It’s not as simple as just saying “oh, ok cool! I’m not white anymore, I’m Irish.” Whiteness is so insidious that it has worked its way into every aspect of our identity. Our definitions of gender, of religion, of class, of America etc. are all intimately tied to the apparatus that is whiteness. It is not enough to just stop calling ourselves white. We must change the way we act in the world! We must make different choices. This can only happen through serious self-reflection and an interrogation of our deepest held beliefs, along with extensive study of whiteness. We must have the courage to ask questions about ourselves, our reactions, our feelings in every situation and work at disentangling them from whiteness.This will certainly involve exploring our own ancestry, but even getting in touch with our root culture (for me Irish) will not lead us to liberation. Culture is not an artifact that we just reach back and bring into our modern world. We must get in touch with where we come from as a way to expose the falseness of whiteness, but our liberation will truly come from being polycultural. Polyculturalism recognizes the constant interfacing of cultures, and acknowledges cultures fluidity. It is polyculturalism which facilitates the necessary exchange to build trust.Therefore it offers a future. Polyculturalism is the only approach that will lead to the dismantling of whiteness, and therefore white supremacy. It is the only one that makes the space for those of us who are labeled white to become cultural, to truly live free and in authentic community with people of color.

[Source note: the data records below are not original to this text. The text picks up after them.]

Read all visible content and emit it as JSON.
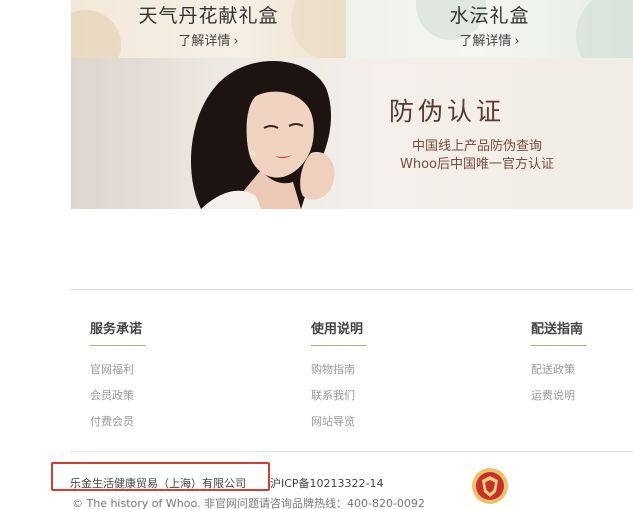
{
  "promos": [
    {
      "title": "天气丹花献礼盒",
      "link_label": "了解详情",
      "chevron": "›"
    },
    {
      "title": "水沄礼盒",
      "link_label": "了解详情",
      "chevron": "›"
    }
  ],
  "banner": {
    "title": "防伪认证",
    "line1": "中国线上产品防伪查询",
    "line2": "Whoo后中国唯一官方认证"
  },
  "footer": {
    "columns": [
      {
        "title": "服务承诺",
        "links": [
          "官网福利",
          "会员政策",
          "付费会员"
        ]
      },
      {
        "title": "使用说明",
        "links": [
          "购物指南",
          "联系我们",
          "网站导览"
        ]
      },
      {
        "title": "配送指南",
        "links": [
          "配送政策",
          "运费说明"
        ]
      }
    ],
    "company": "乐金生活健康贸易（上海）有限公司",
    "icp": "沪ICP备10213322-14",
    "copyright": "© The history of Whoo. 非官网问题请咨询品牌热线：400-820-0092",
    "badge_icon": "red-shield-badge-icon"
  },
  "colors": {
    "accent_underline": "#bca77f",
    "highlight_box": "#d63b34",
    "banner_text": "#5a3a33"
  }
}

A Note on Decolonization
Words matter. One of the first thing that colonizers do when they attack is to outlaw the language of those they are oppressing. As such the English language does not offer the space to describe a world free from white supremacy. Let’s make no mistake, the work I have laid out is inherently decolonizing work. It is deeply personal work for those of us perceived as white, but it is not only our work. One day we (those of us interested in a world free from white supremacy) will have to develop liberatory language that differentiates white bodies (biological lack of melanin) from white people (those who buy into the ideology of whiteness). Until then we are stuck trying to find a balance, and are required to be sophisticated and nuanced with our words. The sooner a critical mass of white people are actively participating differently in the world the sooner this decolonized language can emerge. I look forward to that day.
It took me five years to fully embrace the challenge of fully and completely challenging race thinking. It took me five years to see myself as worthy of freedom. A Big Homie once told me that a guilty white person is the most dangerous thing to the movement for justice. I know now that guilt doesn’t look like hurt feelings and white tears. It looks like failure to confront whiteness.